Entries shown.
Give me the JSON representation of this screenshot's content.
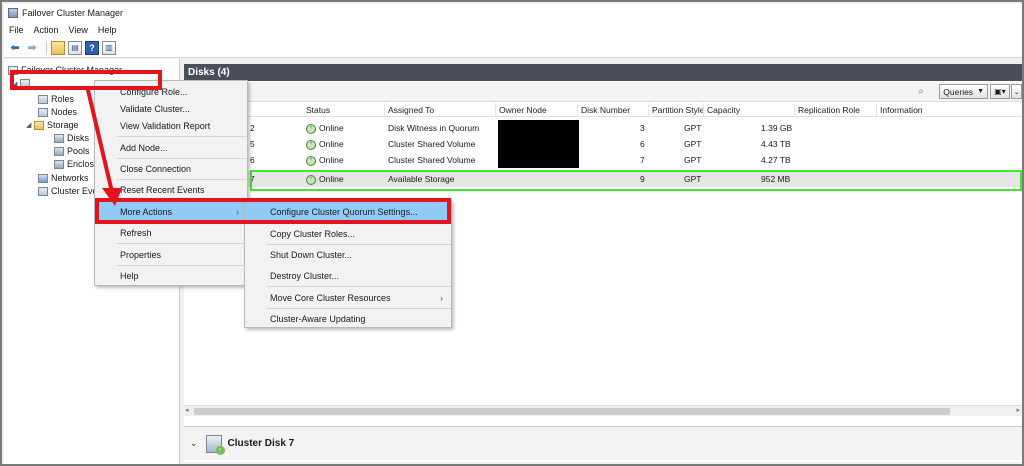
{
  "window": {
    "title": "Failover Cluster Manager"
  },
  "menu_bar": [
    "File",
    "Action",
    "View",
    "Help"
  ],
  "toolbar": {
    "icons": [
      "back-arrow-icon",
      "forward-arrow-icon",
      "folder-up-icon",
      "console-tree-icon",
      "help-icon",
      "action-pane-icon"
    ]
  },
  "tree": {
    "root_label": "Failover Cluster Manager",
    "items": {
      "roles": "Roles",
      "nodes": "Nodes",
      "storage": "Storage",
      "disks": "Disks",
      "pools": "Pools",
      "enclosures": "Enclosu",
      "networks": "Networks",
      "cluster_events": "Cluster Eve"
    }
  },
  "main": {
    "header": "Disks (4)",
    "queries_label": "Queries",
    "columns": [
      "Status",
      "Assigned To",
      "Owner Node",
      "Disk Number",
      "Partition Style",
      "Capacity",
      "Replication Role",
      "Information"
    ],
    "rows": [
      {
        "name": "2",
        "status": "Online",
        "assigned_to": "Disk Witness in Quorum",
        "owner": "",
        "disk_number": "3",
        "partition": "GPT",
        "capacity": "1.39 GB"
      },
      {
        "name": "5",
        "status": "Online",
        "assigned_to": "Cluster Shared Volume",
        "owner": "",
        "disk_number": "6",
        "partition": "GPT",
        "capacity": "4.43 TB"
      },
      {
        "name": "6",
        "status": "Online",
        "assigned_to": "Cluster Shared Volume",
        "owner": "",
        "disk_number": "7",
        "partition": "GPT",
        "capacity": "4.27 TB"
      },
      {
        "name": "7",
        "status": "Online",
        "assigned_to": "Available Storage",
        "owner": "",
        "disk_number": "9",
        "partition": "GPT",
        "capacity": "952 MB"
      }
    ],
    "detail_title": "Cluster Disk 7"
  },
  "context_menu": {
    "items": {
      "configure_role": "Configure Role...",
      "validate_cluster": "Validate Cluster...",
      "view_validation_report": "View Validation Report",
      "add_node": "Add Node...",
      "close_connection": "Close Connection",
      "reset_recent_events": "Reset Recent Events",
      "more_actions": "More Actions",
      "refresh": "Refresh",
      "properties": "Properties",
      "help": "Help"
    }
  },
  "submenu": {
    "items": {
      "configure_quorum": "Configure Cluster Quorum Settings...",
      "copy_cluster_roles": "Copy Cluster Roles...",
      "shut_down_cluster": "Shut Down Cluster...",
      "destroy_cluster": "Destroy Cluster...",
      "move_core_resources": "Move Core Cluster Resources",
      "cluster_aware_updating": "Cluster-Aware Updating"
    }
  },
  "colors": {
    "annotation_red": "#e4141c",
    "annotation_green": "#3ee82f",
    "header_bg": "#4a4f57",
    "menu_highlight": "#91c9f7"
  }
}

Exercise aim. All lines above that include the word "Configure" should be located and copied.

Answer to this exercise.
      "configure_role": "Configure Role...",
      "configure_quorum": "Configure Cluster Quorum Settings...",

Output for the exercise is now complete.